Will Andrews is a very young man when he comes to Butcher’s Crossing. This is a small town that is waiting for progress to catch up with with. People hope that when the railway comes, the town will prosper. But when Andrews arrives, the town is the place for hunters, the men who hunt the bizons and sell the hides. Andrews wants to come with these hunters and explore the country, to do something that fall out of his normal routine as a Harvard student and son of a preacher.
A hunter, Miller, can be persuaded to take Andrews. Miller says he knows of a valley where there are still bizons and he helps Andrews to bring a crew together. The four men leave Butcher’s Crossing and hope to return before the winter with enough bison hides to make them all rich.
Things do not go according to plan, they do find Miller’s valley and are able to shoot almost all the bizons, but the winter catches up with them and leave them stranded in the valley for months. When they finally come back to Butcher’s Crossing in Spring, they find that time did not stood still and a lot of things have changed.

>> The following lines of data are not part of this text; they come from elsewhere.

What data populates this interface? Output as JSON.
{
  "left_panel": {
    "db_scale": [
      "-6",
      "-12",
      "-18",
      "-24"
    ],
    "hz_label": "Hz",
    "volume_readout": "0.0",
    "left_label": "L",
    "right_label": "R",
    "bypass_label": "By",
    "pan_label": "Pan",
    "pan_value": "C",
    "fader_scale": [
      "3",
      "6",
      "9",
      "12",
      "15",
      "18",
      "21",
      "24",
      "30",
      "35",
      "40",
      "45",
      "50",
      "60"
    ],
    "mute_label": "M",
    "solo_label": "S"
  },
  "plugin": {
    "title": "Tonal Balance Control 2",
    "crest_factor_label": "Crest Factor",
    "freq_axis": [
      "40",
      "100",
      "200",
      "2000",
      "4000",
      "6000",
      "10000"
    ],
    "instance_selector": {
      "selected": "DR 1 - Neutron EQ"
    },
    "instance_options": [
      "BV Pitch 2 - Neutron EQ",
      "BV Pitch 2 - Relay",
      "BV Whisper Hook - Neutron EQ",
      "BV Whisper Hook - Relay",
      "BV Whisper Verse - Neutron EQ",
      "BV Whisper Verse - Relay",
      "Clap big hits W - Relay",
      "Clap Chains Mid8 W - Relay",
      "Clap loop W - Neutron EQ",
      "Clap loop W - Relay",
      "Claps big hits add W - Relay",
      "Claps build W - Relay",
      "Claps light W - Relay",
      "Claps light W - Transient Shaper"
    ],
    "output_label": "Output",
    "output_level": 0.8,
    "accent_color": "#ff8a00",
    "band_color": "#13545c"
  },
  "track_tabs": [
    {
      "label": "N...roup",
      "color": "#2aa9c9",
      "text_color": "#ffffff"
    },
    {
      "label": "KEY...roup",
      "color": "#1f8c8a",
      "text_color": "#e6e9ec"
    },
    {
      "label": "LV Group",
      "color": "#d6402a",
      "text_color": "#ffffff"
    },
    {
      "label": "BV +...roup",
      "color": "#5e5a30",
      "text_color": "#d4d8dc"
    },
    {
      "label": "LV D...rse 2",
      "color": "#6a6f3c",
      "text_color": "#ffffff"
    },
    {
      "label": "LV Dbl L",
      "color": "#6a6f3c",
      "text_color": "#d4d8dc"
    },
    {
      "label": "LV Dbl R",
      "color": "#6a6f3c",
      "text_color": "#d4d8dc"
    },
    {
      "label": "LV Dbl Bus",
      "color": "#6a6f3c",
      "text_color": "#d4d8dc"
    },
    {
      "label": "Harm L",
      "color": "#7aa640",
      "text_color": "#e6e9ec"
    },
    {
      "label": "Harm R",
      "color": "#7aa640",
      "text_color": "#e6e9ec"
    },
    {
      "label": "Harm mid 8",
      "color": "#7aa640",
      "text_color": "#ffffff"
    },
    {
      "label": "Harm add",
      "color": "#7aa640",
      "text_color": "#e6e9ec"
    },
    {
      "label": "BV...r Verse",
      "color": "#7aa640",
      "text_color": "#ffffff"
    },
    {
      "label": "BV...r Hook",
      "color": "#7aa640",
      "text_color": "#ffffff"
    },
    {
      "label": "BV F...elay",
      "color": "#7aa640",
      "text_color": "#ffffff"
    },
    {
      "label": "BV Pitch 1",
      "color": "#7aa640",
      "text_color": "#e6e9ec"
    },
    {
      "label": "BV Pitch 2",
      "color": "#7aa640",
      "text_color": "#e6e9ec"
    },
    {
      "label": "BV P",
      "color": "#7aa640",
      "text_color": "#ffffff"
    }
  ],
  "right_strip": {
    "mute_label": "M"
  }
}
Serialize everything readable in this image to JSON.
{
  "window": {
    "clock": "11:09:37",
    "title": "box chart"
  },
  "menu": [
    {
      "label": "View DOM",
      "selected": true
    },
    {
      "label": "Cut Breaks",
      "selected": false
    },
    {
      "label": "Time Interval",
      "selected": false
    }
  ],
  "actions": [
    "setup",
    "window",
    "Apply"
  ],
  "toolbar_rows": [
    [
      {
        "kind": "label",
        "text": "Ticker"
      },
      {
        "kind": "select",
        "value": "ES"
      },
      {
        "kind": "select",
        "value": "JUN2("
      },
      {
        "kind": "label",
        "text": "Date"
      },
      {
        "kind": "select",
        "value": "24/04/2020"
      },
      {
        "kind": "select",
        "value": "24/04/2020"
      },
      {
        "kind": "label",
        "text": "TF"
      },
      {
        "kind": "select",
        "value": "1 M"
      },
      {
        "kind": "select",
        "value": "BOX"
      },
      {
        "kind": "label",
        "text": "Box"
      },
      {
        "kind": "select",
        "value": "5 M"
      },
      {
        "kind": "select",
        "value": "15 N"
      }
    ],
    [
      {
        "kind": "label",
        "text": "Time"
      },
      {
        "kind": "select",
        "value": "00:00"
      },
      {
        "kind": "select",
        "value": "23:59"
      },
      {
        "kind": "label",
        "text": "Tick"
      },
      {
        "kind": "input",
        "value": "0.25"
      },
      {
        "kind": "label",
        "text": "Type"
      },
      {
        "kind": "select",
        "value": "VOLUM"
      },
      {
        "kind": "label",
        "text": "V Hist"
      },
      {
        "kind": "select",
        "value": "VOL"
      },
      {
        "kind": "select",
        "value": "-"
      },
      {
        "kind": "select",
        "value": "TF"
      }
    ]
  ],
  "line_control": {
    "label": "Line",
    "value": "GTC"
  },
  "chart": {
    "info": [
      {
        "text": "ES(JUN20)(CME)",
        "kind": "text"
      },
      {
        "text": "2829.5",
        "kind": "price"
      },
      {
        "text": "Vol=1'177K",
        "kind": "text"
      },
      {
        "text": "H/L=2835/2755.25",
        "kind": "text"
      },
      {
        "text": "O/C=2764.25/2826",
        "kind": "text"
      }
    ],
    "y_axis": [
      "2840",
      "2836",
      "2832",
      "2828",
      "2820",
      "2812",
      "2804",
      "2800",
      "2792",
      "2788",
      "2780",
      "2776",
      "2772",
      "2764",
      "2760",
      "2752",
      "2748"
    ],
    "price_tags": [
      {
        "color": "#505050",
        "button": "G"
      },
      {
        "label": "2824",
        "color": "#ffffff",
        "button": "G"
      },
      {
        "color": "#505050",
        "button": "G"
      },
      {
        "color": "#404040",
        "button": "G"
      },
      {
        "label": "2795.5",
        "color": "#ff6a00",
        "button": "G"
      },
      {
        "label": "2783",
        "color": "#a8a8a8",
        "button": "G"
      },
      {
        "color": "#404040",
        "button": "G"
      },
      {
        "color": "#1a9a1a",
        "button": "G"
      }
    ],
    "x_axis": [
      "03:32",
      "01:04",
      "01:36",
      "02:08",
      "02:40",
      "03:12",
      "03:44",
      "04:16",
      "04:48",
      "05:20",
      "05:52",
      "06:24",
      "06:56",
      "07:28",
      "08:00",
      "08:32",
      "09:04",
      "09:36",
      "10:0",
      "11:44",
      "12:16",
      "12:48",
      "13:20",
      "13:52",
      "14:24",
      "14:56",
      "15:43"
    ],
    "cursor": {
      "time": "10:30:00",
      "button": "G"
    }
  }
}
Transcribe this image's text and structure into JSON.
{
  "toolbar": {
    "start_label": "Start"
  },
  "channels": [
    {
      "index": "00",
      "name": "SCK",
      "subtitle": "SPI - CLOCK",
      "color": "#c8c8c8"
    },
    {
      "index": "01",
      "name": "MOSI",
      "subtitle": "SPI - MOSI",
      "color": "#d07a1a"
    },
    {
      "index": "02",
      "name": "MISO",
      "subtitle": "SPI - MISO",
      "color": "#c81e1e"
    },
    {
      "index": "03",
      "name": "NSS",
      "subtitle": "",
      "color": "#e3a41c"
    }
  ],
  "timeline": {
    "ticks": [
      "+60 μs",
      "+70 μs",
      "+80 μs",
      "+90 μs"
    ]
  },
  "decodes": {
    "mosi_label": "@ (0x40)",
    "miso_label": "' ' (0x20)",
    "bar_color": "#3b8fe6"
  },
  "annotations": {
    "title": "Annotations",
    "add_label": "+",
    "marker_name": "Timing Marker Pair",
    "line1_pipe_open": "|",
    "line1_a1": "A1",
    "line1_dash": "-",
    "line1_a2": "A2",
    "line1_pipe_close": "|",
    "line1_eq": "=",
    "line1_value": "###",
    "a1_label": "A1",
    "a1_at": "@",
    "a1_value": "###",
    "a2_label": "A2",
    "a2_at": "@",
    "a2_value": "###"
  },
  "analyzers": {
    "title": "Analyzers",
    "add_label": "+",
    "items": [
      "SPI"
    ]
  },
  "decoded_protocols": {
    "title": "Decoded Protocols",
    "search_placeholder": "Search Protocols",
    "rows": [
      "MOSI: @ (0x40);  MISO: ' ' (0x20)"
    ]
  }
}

America was developing very quickly in the 19th century. The ‘frontier’, the border of the wild west moved westwards fast. The real ‘wild west’ was almost a thing from the past. Railways were constructed from one coast to another and the land was changed for good. The last living bizons are a reminder from the past, just like the hunters are an echo from the past. When the bizons are gone, there will be no more place for the hunters, and this moment is approaching soon.
When Will Andrews comes to Butcher’s Crossing, the west is almost won. This becomes clear when Miller spots a railway during their journey and remarks how he never thought they would manage to construct a railway up here.
In Stoner John Williams described a whole live, in Butcher’s Crossing not even a year out of the life of Will Andrews. But it is a significant year, Andrews realizes he can never return to his old live, his experiences have changed him forever.
Four men who shoot bizons, skin the hides and have to survive for months in horrible cold conditions in the valley while they do not speak a lot to each other. It does not sound like an interesting story when I sum it up like that, but I can assure you it most definitely is. John Williams is a master story teller, who can make this into a riveting and visual story. Each of the four men has his background story and every now and then you see glimpses of that story.The surroundings and the landscape are very important, John Williams makes this a vital part of the story. He writes detailed, but certainly not boring, every word and every sentence is like it should be.
I really enjoyed Butcher’s Crossing, what a beautiful novel this is. I am very glad two novels by this author are rediscovered and published again, but it is sad John Williams is no longer alive to see how people love his work.
Originally published in 1960